■ Work task: Without the pictures, restate all of the data below word for word.

[Opening The data section]

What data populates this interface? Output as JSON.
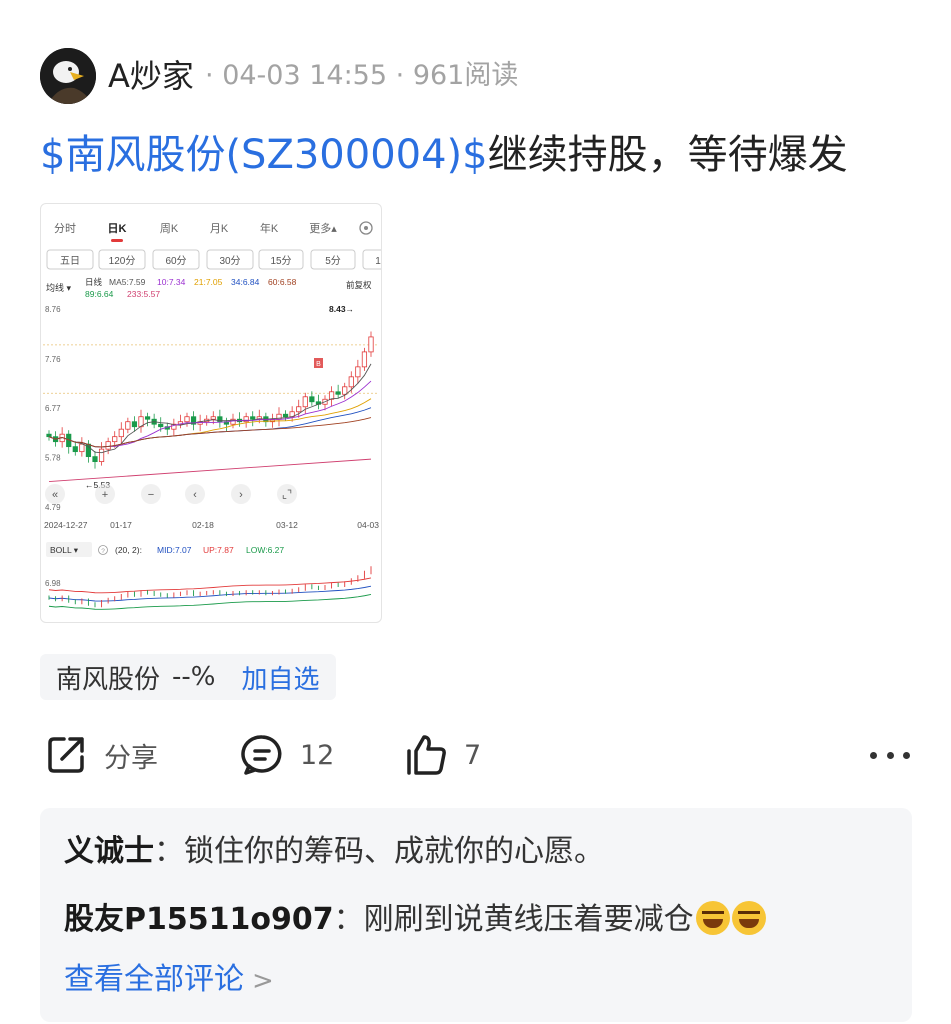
{
  "post": {
    "author": "A炒家",
    "date": "04-03 14:55",
    "reads": "961阅读",
    "separator": "·",
    "title_stock": "$南风股份(SZ300004)$",
    "title_rest": "继续持股，等待爆发"
  },
  "chart_card": {
    "tabs": [
      "分时",
      "日K",
      "周K",
      "月K",
      "年K",
      "更多▴"
    ],
    "active_tab": "日K",
    "periods": [
      "五日",
      "120分",
      "60分",
      "30分",
      "15分",
      "5分",
      "1"
    ],
    "indicator_label": "均线 ▾",
    "ma_labels": [
      {
        "text": "日线",
        "color": "#333333"
      },
      {
        "text": "MA5:7.59",
        "color": "#555555"
      },
      {
        "text": "10:7.34",
        "color": "#9b30d0"
      },
      {
        "text": "21:7.05",
        "color": "#e0a000"
      },
      {
        "text": "34:6.84",
        "color": "#2050c0"
      },
      {
        "text": "60:6.58",
        "color": "#a04020"
      },
      {
        "text": "89:6.64",
        "color": "#1a9a4a"
      },
      {
        "text": "233:5.57",
        "color": "#d04070"
      }
    ],
    "adjust_label": "前复权",
    "price_labels": [
      "8.76",
      "7.76",
      "6.77",
      "5.78",
      "4.79"
    ],
    "high_label": "8.43→",
    "low_label": "←5.53",
    "marker_b": "B",
    "date_labels": [
      "2024-12-27",
      "01-17",
      "02-18",
      "03-12",
      "04-03"
    ],
    "toolbar_icons": [
      "«",
      "+",
      "−",
      "‹",
      "›",
      "⌞⌝"
    ],
    "boll": {
      "name": "BOLL ▾",
      "help": "?",
      "params": "(20, 2):",
      "mid": "MID:7.07",
      "up": "UP:7.87",
      "low": "LOW:6.27",
      "axis_label": "6.98"
    },
    "colors": {
      "up": "#e23a3a",
      "down": "#1a9a4a",
      "dash": "#e8c070"
    }
  },
  "stock_tag": {
    "name": "南风股份",
    "change": "--%",
    "add_label": "加自选"
  },
  "actions": {
    "share_label": "分享",
    "comment_count": "12",
    "like_count": "7"
  },
  "comments": [
    {
      "user": "义诚士",
      "colon": "：",
      "text": "锁住你的筹码、成就你的心愿。"
    },
    {
      "user": "股友P15511o907",
      "colon": "：",
      "text": "刚刷到说黄线压着要减仓"
    }
  ],
  "view_all_label": "查看全部评论",
  "chart_data": {
    "type": "candlestick",
    "title": "",
    "period": "日K",
    "x_range": [
      "2024-12-27",
      "04-03"
    ],
    "ylim": [
      4.79,
      8.76
    ],
    "high": 8.43,
    "low": 5.53,
    "ma": {
      "MA5": 7.59,
      "MA10": 7.34,
      "MA21": 7.05,
      "MA34": 6.84,
      "MA60": 6.58,
      "MA89": 6.64,
      "MA233": 5.57
    },
    "closes": [
      6.2,
      6.1,
      6.25,
      6.0,
      5.9,
      6.05,
      5.8,
      5.7,
      5.95,
      6.1,
      6.2,
      6.35,
      6.5,
      6.4,
      6.6,
      6.55,
      6.45,
      6.4,
      6.35,
      6.45,
      6.5,
      6.6,
      6.45,
      6.5,
      6.55,
      6.6,
      6.5,
      6.45,
      6.55,
      6.5,
      6.6,
      6.55,
      6.6,
      6.5,
      6.55,
      6.65,
      6.6,
      6.7,
      6.8,
      7.0,
      6.9,
      6.85,
      6.95,
      7.1,
      7.05,
      7.2,
      7.4,
      7.6,
      7.9,
      8.2
    ],
    "boll": {
      "params": "(20, 2)",
      "MID": 7.07,
      "UP": 7.87,
      "LOW": 6.27
    }
  }
}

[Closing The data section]

■ Response box:
What data populates this interface? Output as JSON.
{
  "post": {
    "author": "A炒家",
    "date": "04-03 14:55",
    "reads": "961阅读",
    "separator": "·",
    "title_stock": "$南风股份(SZ300004)$",
    "title_rest": "继续持股，等待爆发"
  },
  "chart_card": {
    "tabs": [
      "分时",
      "日K",
      "周K",
      "月K",
      "年K",
      "更多▴"
    ],
    "active_tab": "日K",
    "periods": [
      "五日",
      "120分",
      "60分",
      "30分",
      "15分",
      "5分",
      "1"
    ],
    "indicator_label": "均线 ▾",
    "ma_labels": [
      {
        "text": "日线",
        "color": "#333333"
      },
      {
        "text": "MA5:7.59",
        "color": "#555555"
      },
      {
        "text": "10:7.34",
        "color": "#9b30d0"
      },
      {
        "text": "21:7.05",
        "color": "#e0a000"
      },
      {
        "text": "34:6.84",
        "color": "#2050c0"
      },
      {
        "text": "60:6.58",
        "color": "#a04020"
      },
      {
        "text": "89:6.64",
        "color": "#1a9a4a"
      },
      {
        "text": "233:5.57",
        "color": "#d04070"
      }
    ],
    "adjust_label": "前复权",
    "price_labels": [
      "8.76",
      "7.76",
      "6.77",
      "5.78",
      "4.79"
    ],
    "high_label": "8.43→",
    "low_label": "←5.53",
    "marker_b": "B",
    "date_labels": [
      "2024-12-27",
      "01-17",
      "02-18",
      "03-12",
      "04-03"
    ],
    "toolbar_icons": [
      "«",
      "+",
      "−",
      "‹",
      "›",
      "⌞⌝"
    ],
    "boll": {
      "name": "BOLL ▾",
      "help": "?",
      "params": "(20, 2):",
      "mid": "MID:7.07",
      "up": "UP:7.87",
      "low": "LOW:6.27",
      "axis_label": "6.98"
    },
    "colors": {
      "up": "#e23a3a",
      "down": "#1a9a4a",
      "dash": "#e8c070"
    }
  },
  "stock_tag": {
    "name": "南风股份",
    "change": "--%",
    "add_label": "加自选"
  },
  "actions": {
    "share_label": "分享",
    "comment_count": "12",
    "like_count": "7"
  },
  "comments": [
    {
      "user": "义诚士",
      "colon": "：",
      "text": "锁住你的筹码、成就你的心愿。"
    },
    {
      "user": "股友P15511o907",
      "colon": "：",
      "text": "刚刷到说黄线压着要减仓"
    }
  ],
  "view_all_label": "查看全部评论",
  "chart_data": {
    "type": "candlestick",
    "title": "",
    "period": "日K",
    "x_range": [
      "2024-12-27",
      "04-03"
    ],
    "ylim": [
      4.79,
      8.76
    ],
    "high": 8.43,
    "low": 5.53,
    "ma": {
      "MA5": 7.59,
      "MA10": 7.34,
      "MA21": 7.05,
      "MA34": 6.84,
      "MA60": 6.58,
      "MA89": 6.64,
      "MA233": 5.57
    },
    "closes": [
      6.2,
      6.1,
      6.25,
      6.0,
      5.9,
      6.05,
      5.8,
      5.7,
      5.95,
      6.1,
      6.2,
      6.35,
      6.5,
      6.4,
      6.6,
      6.55,
      6.45,
      6.4,
      6.35,
      6.45,
      6.5,
      6.6,
      6.45,
      6.5,
      6.55,
      6.6,
      6.5,
      6.45,
      6.55,
      6.5,
      6.6,
      6.55,
      6.6,
      6.5,
      6.55,
      6.65,
      6.6,
      6.7,
      6.8,
      7.0,
      6.9,
      6.85,
      6.95,
      7.1,
      7.05,
      7.2,
      7.4,
      7.6,
      7.9,
      8.2
    ],
    "boll": {
      "params": "(20, 2)",
      "MID": 7.07,
      "UP": 7.87,
      "LOW": 6.27
    }
  }
}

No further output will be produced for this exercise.